* [What is needed] Take every record and write it out again exactly, with no images included.

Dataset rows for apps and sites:
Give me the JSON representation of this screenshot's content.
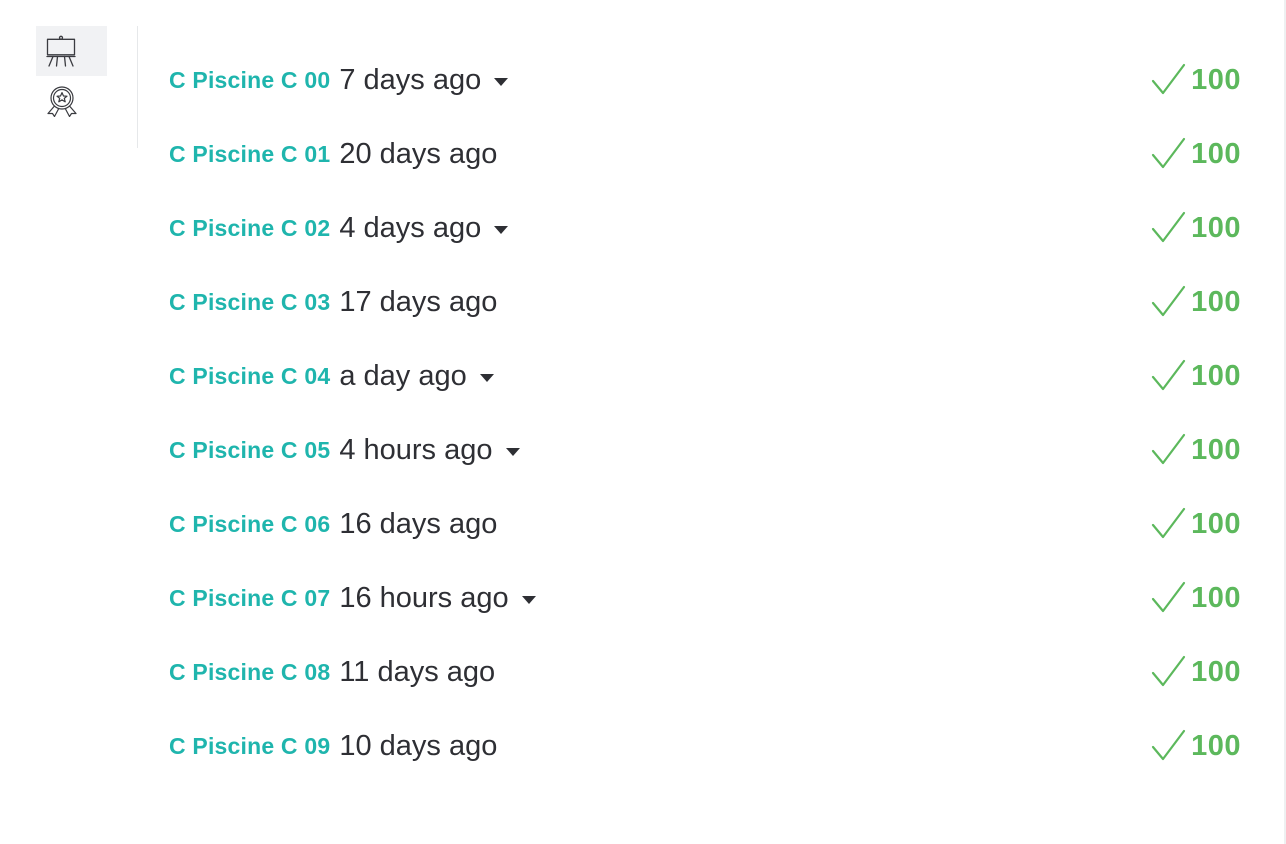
{
  "sidebar": {
    "items": [
      {
        "icon": "easel-icon",
        "active": true
      },
      {
        "icon": "achievement-badge-icon",
        "active": false
      }
    ]
  },
  "projects": [
    {
      "name": "C Piscine C 00",
      "time": "7 days ago",
      "has_dropdown": true,
      "status_icon": "checkmark-icon",
      "score": "100"
    },
    {
      "name": "C Piscine C 01",
      "time": "20 days ago",
      "has_dropdown": false,
      "status_icon": "checkmark-icon",
      "score": "100"
    },
    {
      "name": "C Piscine C 02",
      "time": "4 days ago",
      "has_dropdown": true,
      "status_icon": "checkmark-icon",
      "score": "100"
    },
    {
      "name": "C Piscine C 03",
      "time": "17 days ago",
      "has_dropdown": false,
      "status_icon": "checkmark-icon",
      "score": "100"
    },
    {
      "name": "C Piscine C 04",
      "time": "a day ago",
      "has_dropdown": true,
      "status_icon": "checkmark-icon",
      "score": "100"
    },
    {
      "name": "C Piscine C 05",
      "time": "4 hours ago",
      "has_dropdown": true,
      "status_icon": "checkmark-icon",
      "score": "100"
    },
    {
      "name": "C Piscine C 06",
      "time": "16 days ago",
      "has_dropdown": false,
      "status_icon": "checkmark-icon",
      "score": "100"
    },
    {
      "name": "C Piscine C 07",
      "time": "16 hours ago",
      "has_dropdown": true,
      "status_icon": "checkmark-icon",
      "score": "100"
    },
    {
      "name": "C Piscine C 08",
      "time": "11 days ago",
      "has_dropdown": false,
      "status_icon": "checkmark-icon",
      "score": "100"
    },
    {
      "name": "C Piscine C 09",
      "time": "10 days ago",
      "has_dropdown": false,
      "status_icon": "checkmark-icon",
      "score": "100"
    }
  ],
  "colors": {
    "project_link": "#1fb5ad",
    "success": "#5cb85c",
    "text": "#2e2f34",
    "active_tab_bg": "#f1f2f4"
  }
}
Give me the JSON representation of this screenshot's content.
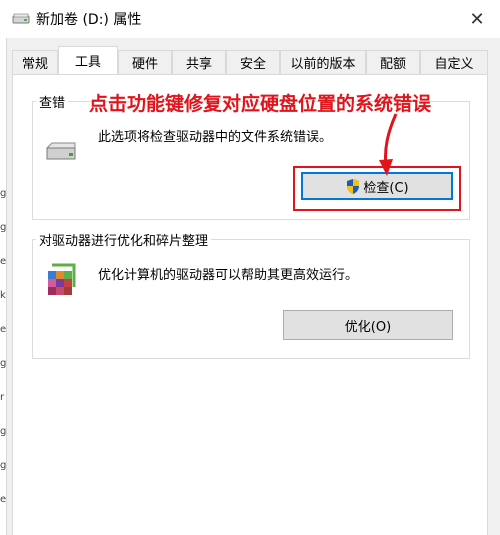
{
  "window": {
    "title": "新加卷 (D:) 属性",
    "close_label": "✕"
  },
  "tabs": [
    {
      "label": "常规"
    },
    {
      "label": "工具",
      "active": true
    },
    {
      "label": "硬件"
    },
    {
      "label": "共享"
    },
    {
      "label": "安全"
    },
    {
      "label": "以前的版本"
    },
    {
      "label": "配额"
    },
    {
      "label": "自定义"
    }
  ],
  "error_check": {
    "group_title": "查错",
    "description": "此选项将检查驱动器中的文件系统错误。",
    "button_label": "检查(C)",
    "icon": "drive-icon",
    "button_icon": "uac-shield-icon"
  },
  "optimize": {
    "group_title": "对驱动器进行优化和碎片整理",
    "description": "优化计算机的驱动器可以帮助其更高效运行。",
    "button_label": "优化(O)",
    "icon": "defrag-icon"
  },
  "annotation": {
    "text": "点击功能键修复对应硬盘位置的系统错误",
    "color": "#e0141a"
  },
  "left_edge_chars": [
    "g",
    "g",
    "e",
    "k",
    "e",
    "g",
    "r",
    "g",
    "g",
    "e"
  ]
}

* [Response to the task]
Give me the JSON representation of this screenshot's content.
{
  "sidebar": {
    "items": [
      {
        "icon": "easel-icon",
        "active": true
      },
      {
        "icon": "achievement-badge-icon",
        "active": false
      }
    ]
  },
  "projects": [
    {
      "name": "C Piscine C 00",
      "time": "7 days ago",
      "has_dropdown": true,
      "status_icon": "checkmark-icon",
      "score": "100"
    },
    {
      "name": "C Piscine C 01",
      "time": "20 days ago",
      "has_dropdown": false,
      "status_icon": "checkmark-icon",
      "score": "100"
    },
    {
      "name": "C Piscine C 02",
      "time": "4 days ago",
      "has_dropdown": true,
      "status_icon": "checkmark-icon",
      "score": "100"
    },
    {
      "name": "C Piscine C 03",
      "time": "17 days ago",
      "has_dropdown": false,
      "status_icon": "checkmark-icon",
      "score": "100"
    },
    {
      "name": "C Piscine C 04",
      "time": "a day ago",
      "has_dropdown": true,
      "status_icon": "checkmark-icon",
      "score": "100"
    },
    {
      "name": "C Piscine C 05",
      "time": "4 hours ago",
      "has_dropdown": true,
      "status_icon": "checkmark-icon",
      "score": "100"
    },
    {
      "name": "C Piscine C 06",
      "time": "16 days ago",
      "has_dropdown": false,
      "status_icon": "checkmark-icon",
      "score": "100"
    },
    {
      "name": "C Piscine C 07",
      "time": "16 hours ago",
      "has_dropdown": true,
      "status_icon": "checkmark-icon",
      "score": "100"
    },
    {
      "name": "C Piscine C 08",
      "time": "11 days ago",
      "has_dropdown": false,
      "status_icon": "checkmark-icon",
      "score": "100"
    },
    {
      "name": "C Piscine C 09",
      "time": "10 days ago",
      "has_dropdown": false,
      "status_icon": "checkmark-icon",
      "score": "100"
    }
  ],
  "colors": {
    "project_link": "#1fb5ad",
    "success": "#5cb85c",
    "text": "#2e2f34",
    "active_tab_bg": "#f1f2f4"
  }
}
Give me the JSON representation of this screenshot's content.
{
  "window": {
    "title": "新加卷 (D:) 属性",
    "close_label": "✕"
  },
  "tabs": [
    {
      "label": "常规"
    },
    {
      "label": "工具",
      "active": true
    },
    {
      "label": "硬件"
    },
    {
      "label": "共享"
    },
    {
      "label": "安全"
    },
    {
      "label": "以前的版本"
    },
    {
      "label": "配额"
    },
    {
      "label": "自定义"
    }
  ],
  "error_check": {
    "group_title": "查错",
    "description": "此选项将检查驱动器中的文件系统错误。",
    "button_label": "检查(C)",
    "icon": "drive-icon",
    "button_icon": "uac-shield-icon"
  },
  "optimize": {
    "group_title": "对驱动器进行优化和碎片整理",
    "description": "优化计算机的驱动器可以帮助其更高效运行。",
    "button_label": "优化(O)",
    "icon": "defrag-icon"
  },
  "annotation": {
    "text": "点击功能键修复对应硬盘位置的系统错误",
    "color": "#e0141a"
  },
  "left_edge_chars": [
    "g",
    "g",
    "e",
    "k",
    "e",
    "g",
    "r",
    "g",
    "g",
    "e"
  ]
}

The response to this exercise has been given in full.